## Goal of the exercise
Skip the pictures. Give all the data again exactly.

## Input records

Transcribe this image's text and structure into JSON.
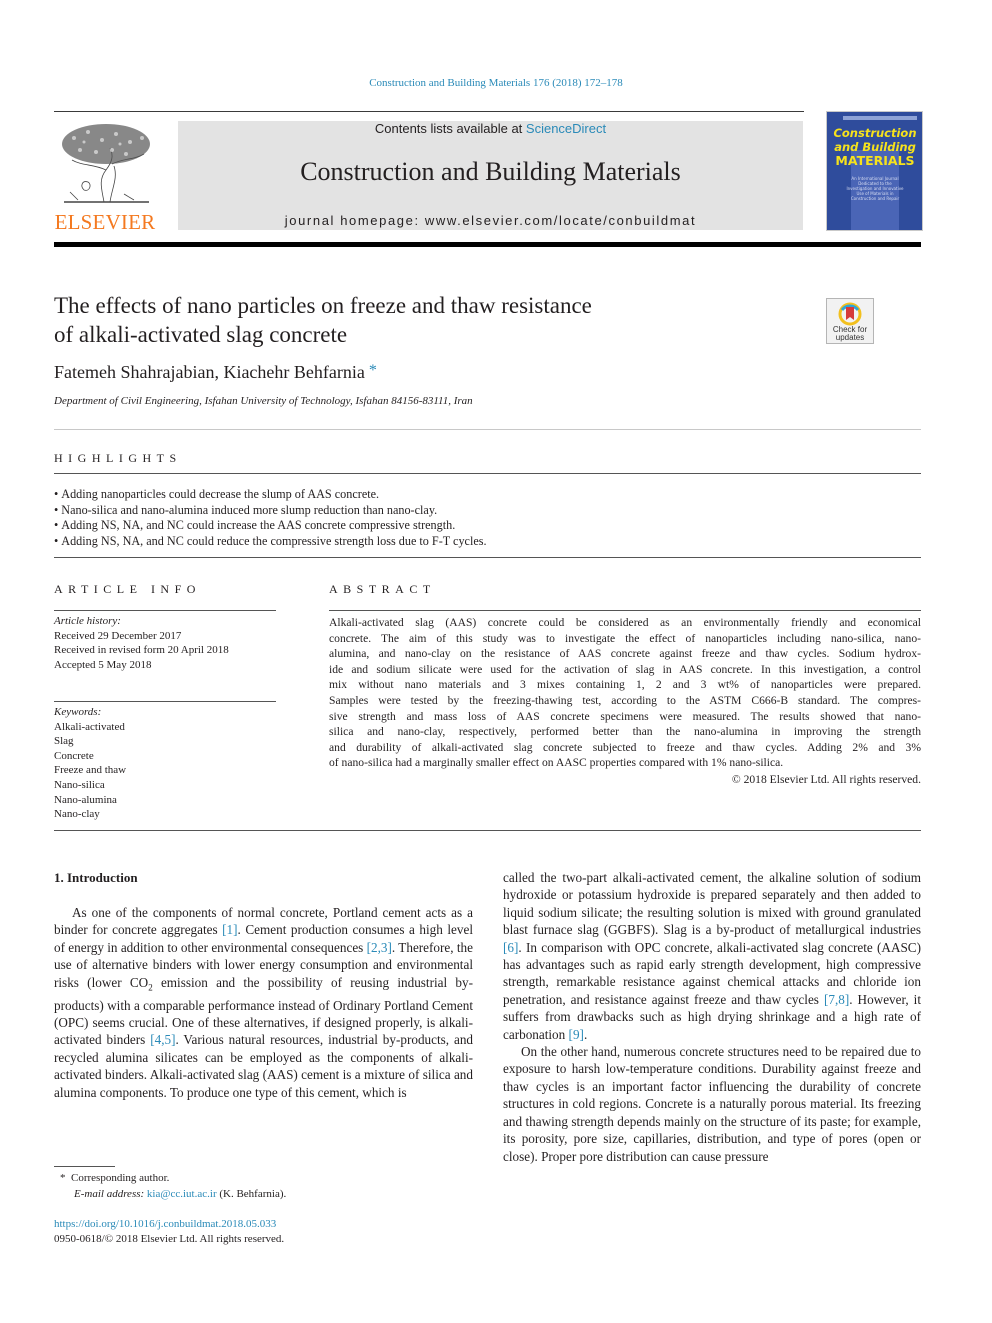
{
  "header": {
    "running_head": "Construction and Building Materials 176 (2018) 172–178",
    "publisher_logo_word": "ELSEVIER",
    "contents_prefix": "Contents lists available at ",
    "contents_link": "ScienceDirect",
    "journal_name": "Construction and Building Materials",
    "homepage": "journal homepage: www.elsevier.com/locate/conbuildmat",
    "cover": {
      "line1": "Construction",
      "line2": "and Building",
      "line3": "MATERIALS",
      "sub": "An International Journal Dedicated to the Investigation and Innovative Use of Materials in Construction and Repair",
      "title_color": "#f6e21c",
      "bg_color": "#2f4c9c"
    },
    "check_updates": "Check for updates"
  },
  "article": {
    "title_line1": "The effects of nano particles on freeze and thaw resistance",
    "title_line2": "of alkali-activated slag concrete",
    "authors": "Fatemeh Shahrajabian, Kiachehr Behfarnia",
    "corresponding_mark": "*",
    "affiliation": "Department of Civil Engineering, Isfahan University of Technology, Isfahan 84156-83111, Iran"
  },
  "highlights": {
    "heading": "HIGHLIGHTS",
    "items": [
      "Adding nanoparticles could decrease the slump of AAS concrete.",
      "Nano-silica and nano-alumina induced more slump reduction than nano-clay.",
      "Adding NS, NA, and NC could increase the AAS concrete compressive strength.",
      "Adding NS, NA, and NC could reduce the compressive strength loss due to F-T cycles."
    ]
  },
  "article_info": {
    "heading": "ARTICLE INFO",
    "history_label": "Article history:",
    "history": [
      "Received 29 December 2017",
      "Received in revised form 20 April 2018",
      "Accepted 5 May 2018"
    ],
    "keywords_label": "Keywords:",
    "keywords": [
      "Alkali-activated",
      "Slag",
      "Concrete",
      "Freeze and thaw",
      "Nano-silica",
      "Nano-alumina",
      "Nano-clay"
    ]
  },
  "abstract": {
    "heading": "ABSTRACT",
    "lines": [
      "Alkali-activated slag (AAS) concrete could be considered as an environmentally friendly and economical",
      "concrete. The aim of this study was to investigate the effect of nanoparticles including nano-silica, nano-",
      "alumina, and nano-clay on the resistance of AAS concrete against freeze and thaw cycles. Sodium hydrox-",
      "ide and sodium silicate were used for the activation of slag in AAS concrete. In this investigation, a control",
      "mix without nano materials and 3 mixes containing 1, 2 and 3 wt% of nanoparticles were prepared.",
      "Samples were tested by the freezing-thawing test, according to the ASTM C666-B standard. The compres-",
      "sive strength and mass loss of AAS concrete specimens were measured. The results showed that nano-",
      "silica and nano-clay, respectively, performed better than the nano-alumina in improving the strength",
      "and durability of alkali-activated slag concrete subjected to freeze and thaw cycles. Adding 2% and 3%",
      "of nano-silica had a marginally smaller effect on AASC properties compared with 1% nano-silica."
    ],
    "copyright": "© 2018 Elsevier Ltd. All rights reserved."
  },
  "introduction": {
    "heading": "1. Introduction",
    "col1": {
      "p1_a": "As one of the components of normal concrete, Portland cement acts as a binder for concrete aggregates ",
      "ref1": "[1]",
      "p1_b": ". Cement production consumes a high level of energy in addition to other environmental consequences ",
      "ref2": "[2,3]",
      "p1_c": ". Therefore, the use of alternative binders with lower energy consumption and environmental risks (lower CO",
      "sub2": "2",
      "p1_d": " emission and the possibility of reusing industrial by-products) with a comparable performance instead of Ordinary Portland Cement (OPC) seems crucial. One of these alternatives, if designed properly, is alkali-activated binders ",
      "ref3": "[4,5]",
      "p1_e": ". Various natural resources, industrial by-products, and recycled alumina silicates can be employed as the components of alkali-activated binders. Alkali-activated slag (AAS) cement is a mixture of silica and alumina components. To produce one type of this cement, which is"
    },
    "col2": {
      "p1_a": "called the two-part alkali-activated cement, the alkaline solution of sodium hydroxide or potassium hydroxide is prepared separately and then added to liquid sodium silicate; the resulting solution is mixed with ground granulated blast furnace slag (GGBFS). Slag is a by-product of metallurgical industries ",
      "ref1": "[6]",
      "p1_b": ". In comparison with OPC concrete, alkali-activated slag concrete (AASC) has advantages such as rapid early strength development, high compressive strength, remarkable resistance against chemical attacks and chloride ion penetration, and resistance against freeze and thaw cycles ",
      "ref2": "[7,8]",
      "p1_c": ". However, it suffers from drawbacks such as high drying shrinkage and a high rate of carbonation ",
      "ref3": "[9]",
      "p1_d": ".",
      "p2": "On the other hand, numerous concrete structures need to be repaired due to exposure to harsh low-temperature conditions. Durability against freeze and thaw cycles is an important factor influencing the durability of concrete structures in cold regions. Concrete is a naturally porous material. Its freezing and thawing strength depends mainly on the structure of its paste; for example, its porosity, pore size, capillaries, distribution, and type of pores (open or close). Proper pore distribution can cause pressure"
    }
  },
  "footnote": {
    "mark": "*",
    "corresponding": "Corresponding author.",
    "email_label": "E-mail address: ",
    "email": "kia@cc.iut.ac.ir",
    "email_suffix": " (K. Behfarnia).",
    "doi": "https://doi.org/10.1016/j.conbuildmat.2018.05.033",
    "issn_line": "0950-0618/© 2018 Elsevier Ltd. All rights reserved."
  }
}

## Finished exercise
Transcribe this image's text and structure into JSON.
{
  "header": {
    "running_head": "Construction and Building Materials 176 (2018) 172–178",
    "publisher_logo_word": "ELSEVIER",
    "contents_prefix": "Contents lists available at ",
    "contents_link": "ScienceDirect",
    "journal_name": "Construction and Building Materials",
    "homepage": "journal homepage: www.elsevier.com/locate/conbuildmat",
    "cover": {
      "line1": "Construction",
      "line2": "and Building",
      "line3": "MATERIALS",
      "sub": "An International Journal Dedicated to the Investigation and Innovative Use of Materials in Construction and Repair",
      "title_color": "#f6e21c",
      "bg_color": "#2f4c9c"
    },
    "check_updates": "Check for updates"
  },
  "article": {
    "title_line1": "The effects of nano particles on freeze and thaw resistance",
    "title_line2": "of alkali-activated slag concrete",
    "authors": "Fatemeh Shahrajabian, Kiachehr Behfarnia",
    "corresponding_mark": "*",
    "affiliation": "Department of Civil Engineering, Isfahan University of Technology, Isfahan 84156-83111, Iran"
  },
  "highlights": {
    "heading": "HIGHLIGHTS",
    "items": [
      "Adding nanoparticles could decrease the slump of AAS concrete.",
      "Nano-silica and nano-alumina induced more slump reduction than nano-clay.",
      "Adding NS, NA, and NC could increase the AAS concrete compressive strength.",
      "Adding NS, NA, and NC could reduce the compressive strength loss due to F-T cycles."
    ]
  },
  "article_info": {
    "heading": "ARTICLE INFO",
    "history_label": "Article history:",
    "history": [
      "Received 29 December 2017",
      "Received in revised form 20 April 2018",
      "Accepted 5 May 2018"
    ],
    "keywords_label": "Keywords:",
    "keywords": [
      "Alkali-activated",
      "Slag",
      "Concrete",
      "Freeze and thaw",
      "Nano-silica",
      "Nano-alumina",
      "Nano-clay"
    ]
  },
  "abstract": {
    "heading": "ABSTRACT",
    "lines": [
      "Alkali-activated slag (AAS) concrete could be considered as an environmentally friendly and economical",
      "concrete. The aim of this study was to investigate the effect of nanoparticles including nano-silica, nano-",
      "alumina, and nano-clay on the resistance of AAS concrete against freeze and thaw cycles. Sodium hydrox-",
      "ide and sodium silicate were used for the activation of slag in AAS concrete. In this investigation, a control",
      "mix without nano materials and 3 mixes containing 1, 2 and 3 wt% of nanoparticles were prepared.",
      "Samples were tested by the freezing-thawing test, according to the ASTM C666-B standard. The compres-",
      "sive strength and mass loss of AAS concrete specimens were measured. The results showed that nano-",
      "silica and nano-clay, respectively, performed better than the nano-alumina in improving the strength",
      "and durability of alkali-activated slag concrete subjected to freeze and thaw cycles. Adding 2% and 3%",
      "of nano-silica had a marginally smaller effect on AASC properties compared with 1% nano-silica."
    ],
    "copyright": "© 2018 Elsevier Ltd. All rights reserved."
  },
  "introduction": {
    "heading": "1. Introduction",
    "col1": {
      "p1_a": "As one of the components of normal concrete, Portland cement acts as a binder for concrete aggregates ",
      "ref1": "[1]",
      "p1_b": ". Cement production consumes a high level of energy in addition to other environmental consequences ",
      "ref2": "[2,3]",
      "p1_c": ". Therefore, the use of alternative binders with lower energy consumption and environmental risks (lower CO",
      "sub2": "2",
      "p1_d": " emission and the possibility of reusing industrial by-products) with a comparable performance instead of Ordinary Portland Cement (OPC) seems crucial. One of these alternatives, if designed properly, is alkali-activated binders ",
      "ref3": "[4,5]",
      "p1_e": ". Various natural resources, industrial by-products, and recycled alumina silicates can be employed as the components of alkali-activated binders. Alkali-activated slag (AAS) cement is a mixture of silica and alumina components. To produce one type of this cement, which is"
    },
    "col2": {
      "p1_a": "called the two-part alkali-activated cement, the alkaline solution of sodium hydroxide or potassium hydroxide is prepared separately and then added to liquid sodium silicate; the resulting solution is mixed with ground granulated blast furnace slag (GGBFS). Slag is a by-product of metallurgical industries ",
      "ref1": "[6]",
      "p1_b": ". In comparison with OPC concrete, alkali-activated slag concrete (AASC) has advantages such as rapid early strength development, high compressive strength, remarkable resistance against chemical attacks and chloride ion penetration, and resistance against freeze and thaw cycles ",
      "ref2": "[7,8]",
      "p1_c": ". However, it suffers from drawbacks such as high drying shrinkage and a high rate of carbonation ",
      "ref3": "[9]",
      "p1_d": ".",
      "p2": "On the other hand, numerous concrete structures need to be repaired due to exposure to harsh low-temperature conditions. Durability against freeze and thaw cycles is an important factor influencing the durability of concrete structures in cold regions. Concrete is a naturally porous material. Its freezing and thawing strength depends mainly on the structure of its paste; for example, its porosity, pore size, capillaries, distribution, and type of pores (open or close). Proper pore distribution can cause pressure"
    }
  },
  "footnote": {
    "mark": "*",
    "corresponding": "Corresponding author.",
    "email_label": "E-mail address: ",
    "email": "kia@cc.iut.ac.ir",
    "email_suffix": " (K. Behfarnia).",
    "doi": "https://doi.org/10.1016/j.conbuildmat.2018.05.033",
    "issn_line": "0950-0618/© 2018 Elsevier Ltd. All rights reserved."
  }
}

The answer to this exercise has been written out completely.